I didn’t want to break it, so I just held on to it until he came over for supper yesterday. He showed me all the bells and whistles and even fine-tuned it a bit so it did just what I wanted it to do. And it did it very, very quickly. I knew our kid was smart but wow. It was like he revealed his superpower to me.


I was assigned to RAF Digby in 1999 and worked there for two years with a couple dozen British people and maybe eight or nine Americans. I can’t tell you what I did there for the Air Force but I can tell you I drank a lot of tea on the job. That’s not a cliched stereotype; the British really do drink a lot of tea. We had tea first thing when we arrived, took a mid-morning break to drink tea, had another break in the afternoon when we drank tea, and I think we usually shoehorned at least one or two more cups in while we were working.

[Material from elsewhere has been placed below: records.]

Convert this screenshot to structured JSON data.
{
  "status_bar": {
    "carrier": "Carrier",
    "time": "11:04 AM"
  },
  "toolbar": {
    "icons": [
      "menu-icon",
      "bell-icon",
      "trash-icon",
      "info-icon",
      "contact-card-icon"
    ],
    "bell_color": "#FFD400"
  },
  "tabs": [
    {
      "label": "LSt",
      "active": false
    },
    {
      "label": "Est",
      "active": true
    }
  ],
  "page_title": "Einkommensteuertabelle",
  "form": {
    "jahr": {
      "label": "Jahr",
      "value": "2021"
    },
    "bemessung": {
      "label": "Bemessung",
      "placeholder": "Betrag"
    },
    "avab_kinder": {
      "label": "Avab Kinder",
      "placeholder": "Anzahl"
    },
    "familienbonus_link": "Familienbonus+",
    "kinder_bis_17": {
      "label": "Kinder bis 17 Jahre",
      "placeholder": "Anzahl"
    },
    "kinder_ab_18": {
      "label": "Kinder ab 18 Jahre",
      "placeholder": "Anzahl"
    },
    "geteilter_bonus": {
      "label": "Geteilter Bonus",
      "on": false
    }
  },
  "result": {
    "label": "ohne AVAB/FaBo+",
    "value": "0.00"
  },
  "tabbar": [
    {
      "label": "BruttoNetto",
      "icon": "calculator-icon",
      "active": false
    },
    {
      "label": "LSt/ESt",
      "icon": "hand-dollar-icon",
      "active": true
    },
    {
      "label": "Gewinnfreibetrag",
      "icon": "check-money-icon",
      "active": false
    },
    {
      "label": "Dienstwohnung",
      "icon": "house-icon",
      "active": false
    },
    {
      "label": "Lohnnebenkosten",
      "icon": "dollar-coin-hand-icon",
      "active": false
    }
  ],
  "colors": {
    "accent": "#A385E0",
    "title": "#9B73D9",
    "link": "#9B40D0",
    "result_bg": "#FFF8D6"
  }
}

Someone would come around with a tray to ask if you wanted any; all you had to do was give them your cup and your order, and ten minutes later they’d be back with a steaming hot cuppa.

When we took a proper break it was usually to stand around chatting while we sipped our tea. One of the blokes I worked with, Sean, did not sip his tea. He’d stand there, happily chatting away with his cup in his hand for the entire fifteen-minute break until, in the last ten seconds or so when other people downed the last drops of tea and began to make their way back to their work stations, he would say something like, “Well, suppose we’d better get back to it,” and suddenly upend his entire cup of now-tepid tea down his throat. That’s just how he liked it.

big log

I don’t know if this is the weirdest thing I’ve ever done, but many years ago while a medical doctor was trying to diagnose a little trouble I was having with my gastrointestinal tract, she asked me to keep a diary of what I ate and each time I pooped. She also wanted to know what kind of dump I had, i.e. was it firm, loose, runny, explosive, etc.

I did just what she told me. I got a pocket-sized spiral-bound notebook, kept it in the breast pocket of my BDU blouse, and each time I sat down to eat I got the notebook out and jotted down a list of each item I was about to consume. I had a very simple appetite and was a picky eater back then, so the list was usually short and easy to make. AND ALSO after each visit to the men’s room I would make a quick note of the visit and the ‘character’ of the expelled dookie. I did this for at least a couple weeks. I think it might have been a whole month.

On my next visit to the doctor I handed over the notebook, saying something like, “You wanted me to write down everything I ate and every time I pooped.” She acted puzzled as she flipped through the pages. “Wow, you really did it,” she said. It seemed to me this was the first time anyone had actually followed her directions. Weirdly, she hardly read the diary. She mostly just flipped through it, pausing to read two or maybe three pages before handing it back to me.

cleared out

Wish I’d taken a ‘before’ photo when it was chock full.

Not the most exciting news in my life, but I finally set aside an hour to go through the pile of paperwork that built up on the shelves of my cubicle at work. The goal was not to clear it out entirely, the goal was only to make a dent in it.

I made such a satisfying dent in it that I set aside another hour in the afternoon to go through the rest, and it turned out that what remained was mostly old printed-out email messages and copies of power point presentations from more than five years ago. Practically all of it went in the trash. So satisfying.